### REQUIRED ACTION
Show the lines below that contain the string "Elenco".

### DATA PROVIDED
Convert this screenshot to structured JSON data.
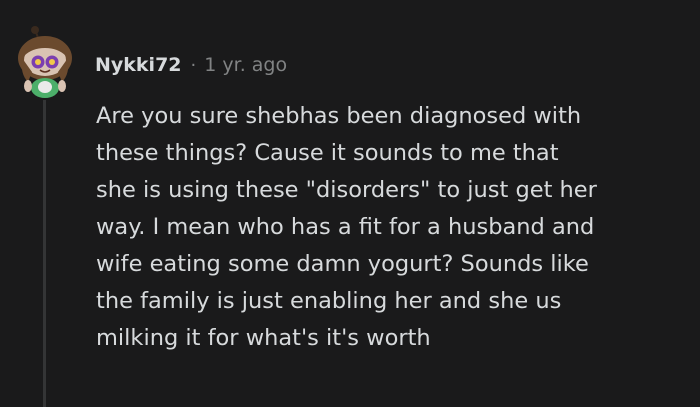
{
  "comment": {
    "author": "Nykki72",
    "separator": "·",
    "timestamp": "1 yr. ago",
    "avatar_icon": "snoo-avatar-icon",
    "colors": {
      "background": "#1a1a1b",
      "text": "#d7dadc",
      "meta": "#818384",
      "thread_line": "#343536"
    },
    "body_lines": [
      "Are you sure shebhas been diagnosed with",
      "these things? Cause it sounds to me that",
      "she is using these \"disorders\" to just get her",
      "way. I mean who has a fit for a husband and",
      "wife eating some damn yogurt? Sounds like",
      "the family is just enabling her and she us",
      "milking it for what's it's worth"
    ]
  }
}
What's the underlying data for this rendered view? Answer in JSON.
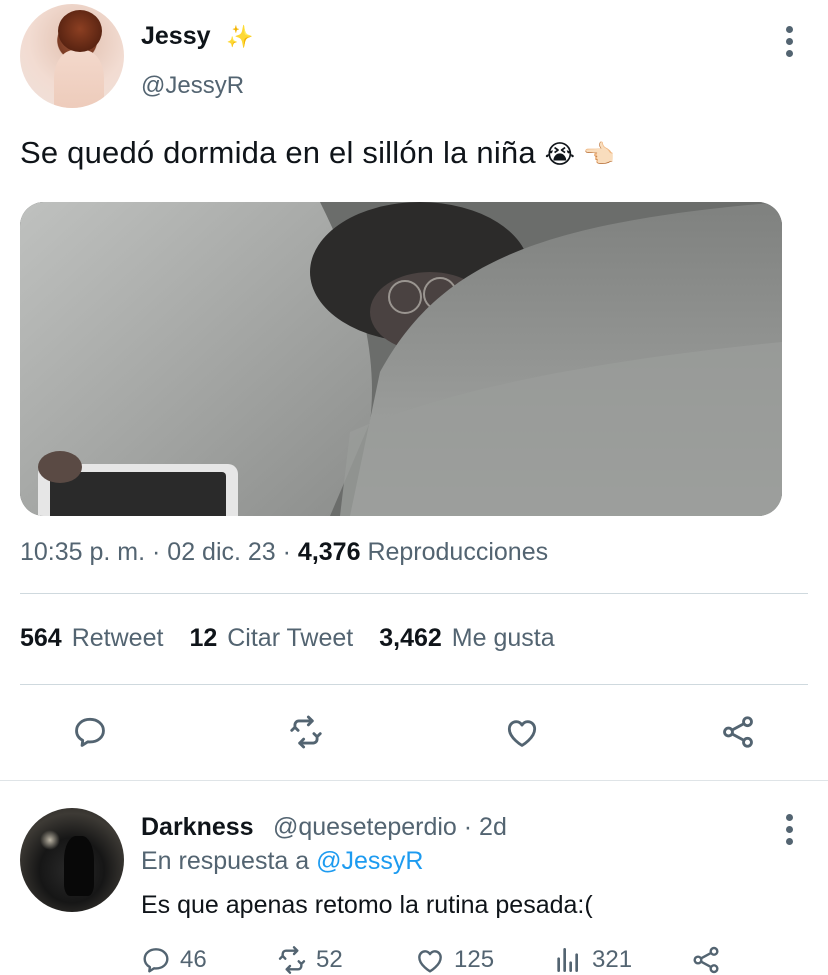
{
  "tweet": {
    "author_name": "Jessy",
    "author_badge_emoji": "✨",
    "author_handle": "@JessyR",
    "text": "Se quedó dormida en el sillón la niña",
    "text_emojis": "😭 👈🏻",
    "timestamp": "10:35 p. m. · 02 dic. 23 · ",
    "views_count": "4,376",
    "views_label": "Reproducciones",
    "stats": {
      "retweets_count": "564",
      "retweets_label": "Retweet",
      "quotes_count": "12",
      "quotes_label": "Citar Tweet",
      "likes_count": "3,462",
      "likes_label": "Me gusta"
    },
    "actions": [
      "reply-icon",
      "retweet-icon",
      "like-icon",
      "share-icon"
    ]
  },
  "reply": {
    "author_name": "Darkness",
    "author_handle_time": "@queseteperdio · 2d",
    "replying_prefix": "En respuesta a ",
    "replying_mention": "@JessyR",
    "text": "Es que apenas retomo la rutina pesada:(",
    "counts": {
      "replies": "46",
      "retweets": "52",
      "likes": "125",
      "views": "321"
    }
  },
  "colors": {
    "text": "#0f1419",
    "secondary": "#536471",
    "accent": "#1d9bf0",
    "divider": "#cfd9de"
  }
}
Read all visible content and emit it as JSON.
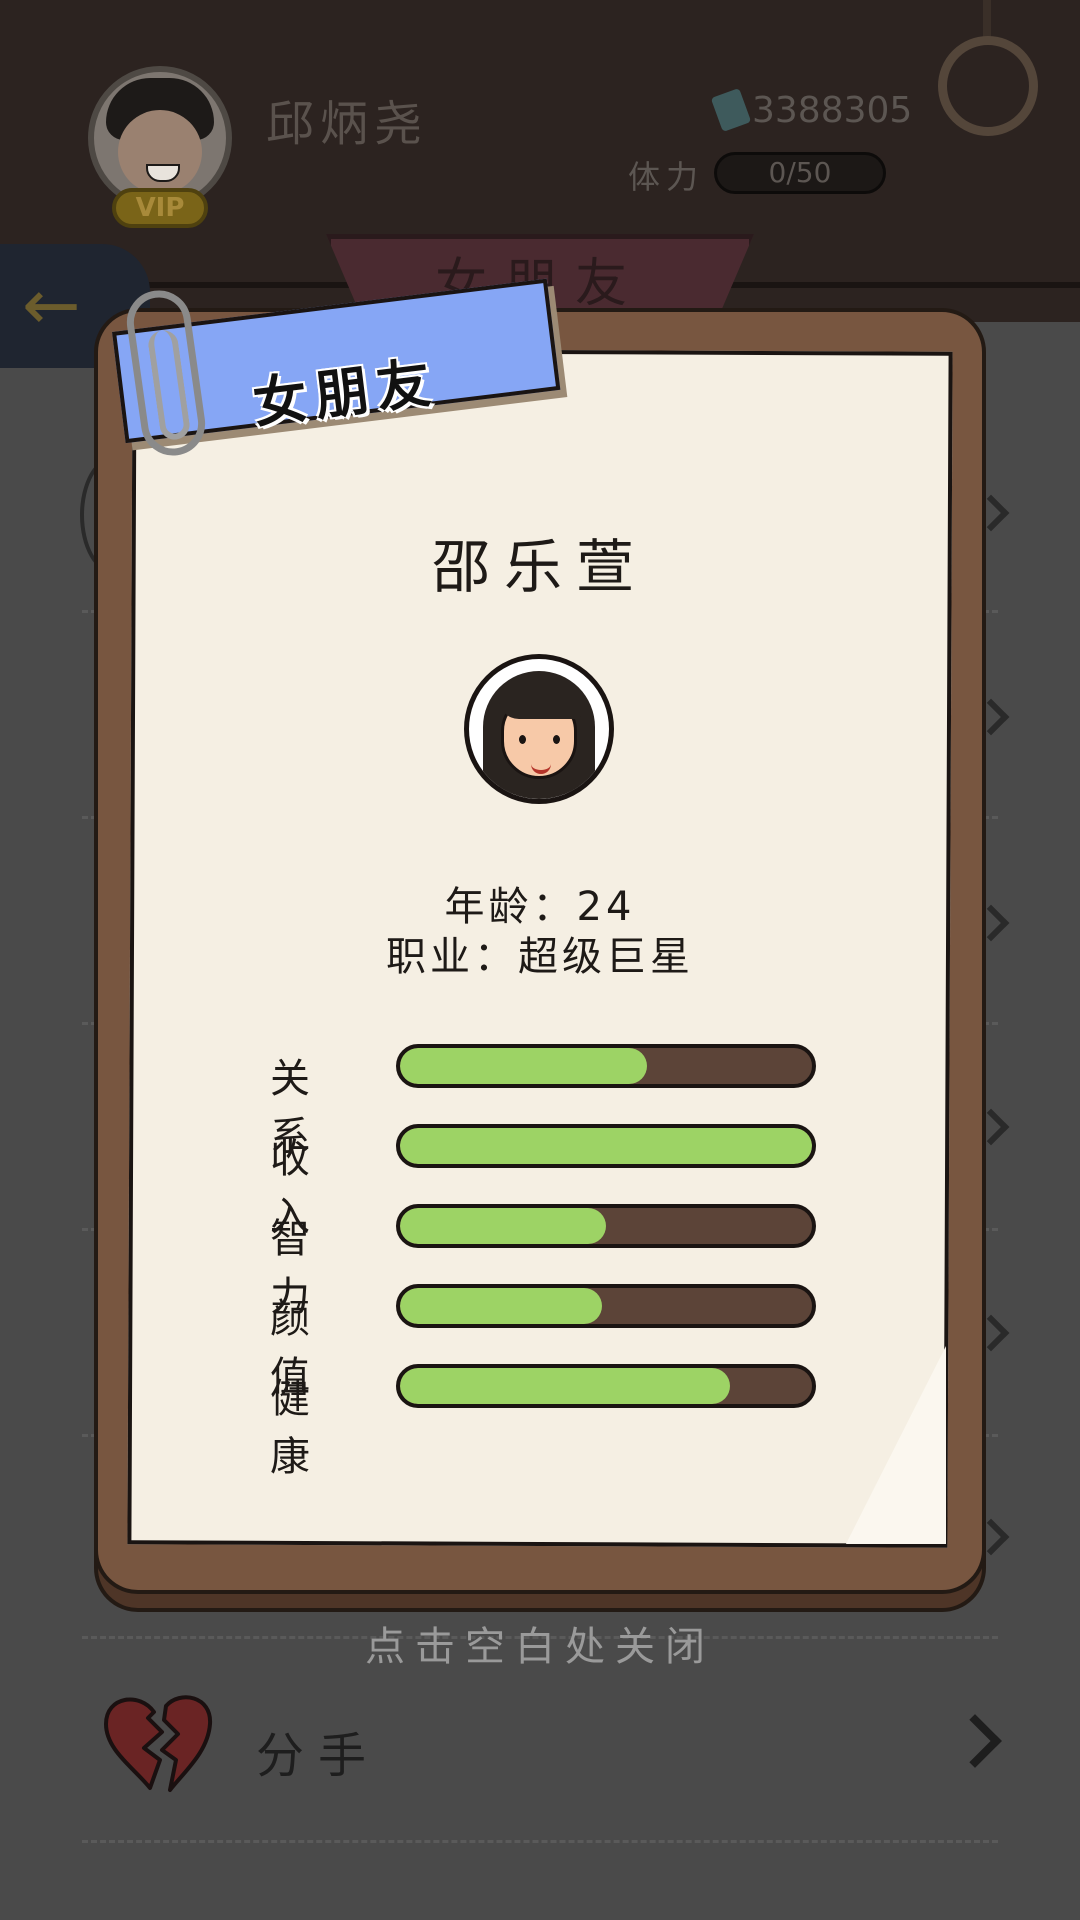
{
  "header": {
    "player_name": "邱炳尧",
    "vip_label": "VIP",
    "money": "3388305",
    "stamina_label": "体力",
    "stamina_value": "0/50",
    "ribbon_title": "女朋友"
  },
  "modal": {
    "tag_title": "女朋友",
    "name": "邵乐萱",
    "age_line": "年龄：24",
    "job_line": "职业：超级巨星",
    "stats": [
      {
        "label": "关系",
        "fill": 0.6
      },
      {
        "label": "收入",
        "fill": 1.0
      },
      {
        "label": "智力",
        "fill": 0.5
      },
      {
        "label": "颜值",
        "fill": 0.49
      },
      {
        "label": "健康",
        "fill": 0.8
      }
    ],
    "close_hint": "点击空白处关闭"
  },
  "list": {
    "breakup_label": "分手"
  },
  "colors": {
    "bar_fill": "#9dd365",
    "bar_track": "#5c4438",
    "tag_blue": "#86a6f5",
    "board_brown": "#785640",
    "paper": "#f5efe3"
  },
  "icons": {
    "back": "arrow-left-icon",
    "money": "money-icon",
    "clip": "paperclip-icon",
    "breakup": "broken-heart-icon",
    "chevron": "chevron-right-icon"
  }
}
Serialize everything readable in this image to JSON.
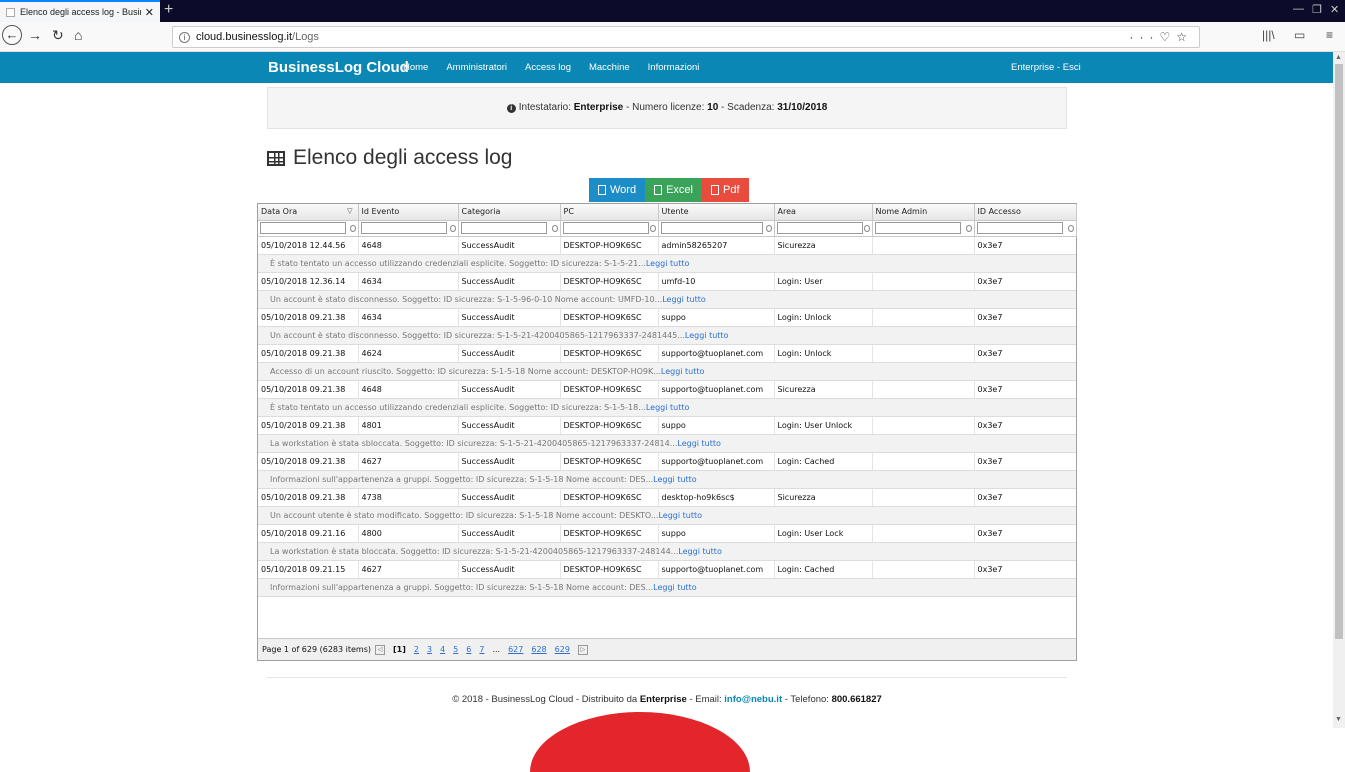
{
  "browser": {
    "tab_title": "Elenco degli access log - BusinessLog Cloud",
    "url_host": "cloud.businesslog.it",
    "url_path": "/Logs"
  },
  "site": {
    "brand": "BusinessLog Cloud",
    "menu": [
      "Home",
      "Amministratori",
      "Access log",
      "Macchine",
      "Informazioni"
    ],
    "user_link": "Enterprise - Esci"
  },
  "info": {
    "label_holder": "Intestatario: ",
    "holder": "Enterprise",
    "label_licenses": " - Numero licenze: ",
    "licenses": "10",
    "label_expiry": " - Scadenza: ",
    "expiry": "31/10/2018"
  },
  "page_title": "Elenco degli access log",
  "exports": {
    "word": "Word",
    "excel": "Excel",
    "pdf": "Pdf"
  },
  "columns": [
    "Data Ora",
    "Id Evento",
    "Categoria",
    "PC",
    "Utente",
    "Area",
    "Nome Admin",
    "ID Accesso"
  ],
  "rows": [
    {
      "date": "05/10/2018 12.44.56",
      "event": "4648",
      "cat": "SuccessAudit",
      "pc": "DESKTOP-HO9K6SC",
      "user": "admin58265207",
      "area": "Sicurezza",
      "admin": "",
      "access": "0x3e7",
      "preview": "È stato tentato un accesso utilizzando credenziali esplicite. Soggetto: ID sicurezza: S-1-5-21..."
    },
    {
      "date": "05/10/2018 12.36.14",
      "event": "4634",
      "cat": "SuccessAudit",
      "pc": "DESKTOP-HO9K6SC",
      "user": "umfd-10",
      "area": "Login: User",
      "admin": "",
      "access": "0x3e7",
      "preview": "Un account è stato disconnesso. Soggetto: ID sicurezza: S-1-5-96-0-10 Nome account: UMFD-10..."
    },
    {
      "date": "05/10/2018 09.21.38",
      "event": "4634",
      "cat": "SuccessAudit",
      "pc": "DESKTOP-HO9K6SC",
      "user": "suppo",
      "area": "Login: Unlock",
      "admin": "",
      "access": "0x3e7",
      "preview": "Un account è stato disconnesso. Soggetto: ID sicurezza: S-1-5-21-4200405865-1217963337-2481445..."
    },
    {
      "date": "05/10/2018 09.21.38",
      "event": "4624",
      "cat": "SuccessAudit",
      "pc": "DESKTOP-HO9K6SC",
      "user": "supporto@tuoplanet.com",
      "area": "Login: Unlock",
      "admin": "",
      "access": "0x3e7",
      "preview": "Accesso di un account riuscito. Soggetto: ID sicurezza: S-1-5-18 Nome account: DESKTOP-HO9K..."
    },
    {
      "date": "05/10/2018 09.21.38",
      "event": "4648",
      "cat": "SuccessAudit",
      "pc": "DESKTOP-HO9K6SC",
      "user": "supporto@tuoplanet.com",
      "area": "Sicurezza",
      "admin": "",
      "access": "0x3e7",
      "preview": "È stato tentato un accesso utilizzando credenziali esplicite. Soggetto: ID sicurezza: S-1-5-18..."
    },
    {
      "date": "05/10/2018 09.21.38",
      "event": "4801",
      "cat": "SuccessAudit",
      "pc": "DESKTOP-HO9K6SC",
      "user": "suppo",
      "area": "Login: User Unlock",
      "admin": "",
      "access": "0x3e7",
      "preview": "La workstation è stata sbloccata. Soggetto: ID sicurezza: S-1-5-21-4200405865-1217963337-24814..."
    },
    {
      "date": "05/10/2018 09.21.38",
      "event": "4627",
      "cat": "SuccessAudit",
      "pc": "DESKTOP-HO9K6SC",
      "user": "supporto@tuoplanet.com",
      "area": "Login: Cached",
      "admin": "",
      "access": "0x3e7",
      "preview": "Informazioni sull'appartenenza a gruppi. Soggetto: ID sicurezza: S-1-5-18 Nome account: DES..."
    },
    {
      "date": "05/10/2018 09.21.38",
      "event": "4738",
      "cat": "SuccessAudit",
      "pc": "DESKTOP-HO9K6SC",
      "user": "desktop-ho9k6sc$",
      "area": "Sicurezza",
      "admin": "",
      "access": "0x3e7",
      "preview": "Un account utente è stato modificato. Soggetto: ID sicurezza: S-1-5-18 Nome account: DESKTO..."
    },
    {
      "date": "05/10/2018 09.21.16",
      "event": "4800",
      "cat": "SuccessAudit",
      "pc": "DESKTOP-HO9K6SC",
      "user": "suppo",
      "area": "Login: User Lock",
      "admin": "",
      "access": "0x3e7",
      "preview": "La workstation è stata bloccata. Soggetto: ID sicurezza: S-1-5-21-4200405865-1217963337-248144..."
    },
    {
      "date": "05/10/2018 09.21.15",
      "event": "4627",
      "cat": "SuccessAudit",
      "pc": "DESKTOP-HO9K6SC",
      "user": "supporto@tuoplanet.com",
      "area": "Login: Cached",
      "admin": "",
      "access": "0x3e7",
      "preview": "Informazioni sull'appartenenza a gruppi. Soggetto: ID sicurezza: S-1-5-18 Nome account: DES..."
    }
  ],
  "read_more": "Leggi tutto",
  "pager": {
    "summary": "Page 1 of 629 (6283 items)",
    "current": "[1]",
    "pages": [
      "2",
      "3",
      "4",
      "5",
      "6",
      "7"
    ],
    "ellipsis": "...",
    "last_pages": [
      "627",
      "628",
      "629"
    ]
  },
  "footer": {
    "prefix": "© 2018 - BusinessLog Cloud - Distribuito da ",
    "company": "Enterprise",
    "email_label": " - Email: ",
    "email": "info@nebu.it",
    "phone_label": " - Telefono: ",
    "phone": "800.661827"
  },
  "colors": {
    "header_blue": "#0a87b5",
    "word": "#1d8dc7",
    "excel": "#3aa35a",
    "pdf": "#e74c3c",
    "link": "#2c6fd1"
  }
}
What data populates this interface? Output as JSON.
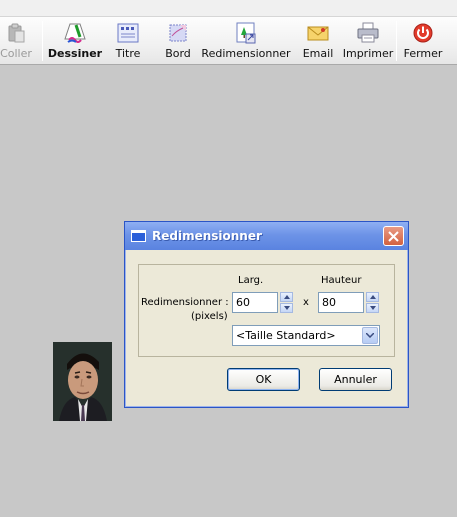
{
  "toolbar": {
    "buttons": [
      {
        "id": "coller",
        "label": "Coller",
        "icon": "paste-icon",
        "enabled": false
      },
      {
        "id": "dessiner",
        "label": "Dessiner",
        "icon": "draw-icon",
        "enabled": true
      },
      {
        "id": "titre",
        "label": "Titre",
        "icon": "title-icon",
        "enabled": true
      },
      {
        "id": "bord",
        "label": "Bord",
        "icon": "border-icon",
        "enabled": true
      },
      {
        "id": "redimensionner",
        "label": "Redimensionner",
        "icon": "resize-icon",
        "enabled": true
      },
      {
        "id": "email",
        "label": "Email",
        "icon": "email-icon",
        "enabled": true
      },
      {
        "id": "imprimer",
        "label": "Imprimer",
        "icon": "printer-icon",
        "enabled": true
      },
      {
        "id": "fermer",
        "label": "Fermer",
        "icon": "power-icon",
        "enabled": true
      }
    ]
  },
  "dialog": {
    "title": "Redimensionner",
    "width_header": "Larg.",
    "height_header": "Hauteur",
    "resize_label": "Redimensionner :",
    "unit_label": "(pixels)",
    "width_value": "60",
    "times_sign": "x",
    "height_value": "80",
    "size_preset": "<Taille Standard>",
    "ok_label": "OK",
    "cancel_label": "Annuler"
  },
  "colors": {
    "titlebar": "#6d93e7",
    "dialog_bg": "#ece9d8",
    "workspace_bg": "#c8c8c8",
    "close_button": "#d2613f"
  }
}
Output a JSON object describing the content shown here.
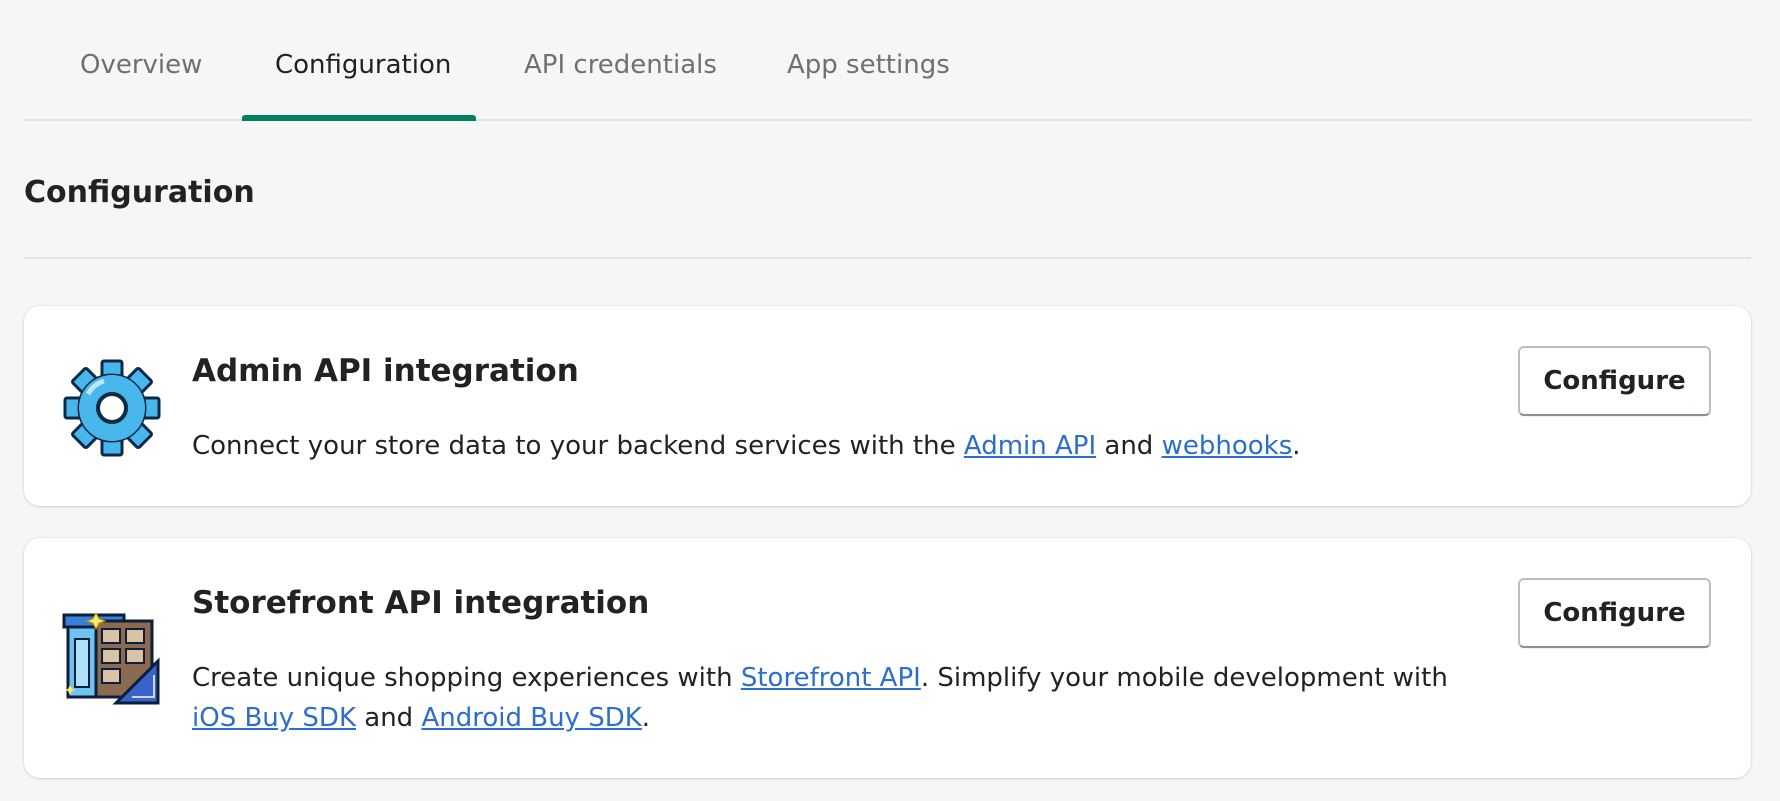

### ANSWER SECTION
    "tab_title": "Elenco degli access log - BusinessLog Cloud",
  "page_title": "Elenco degli access log",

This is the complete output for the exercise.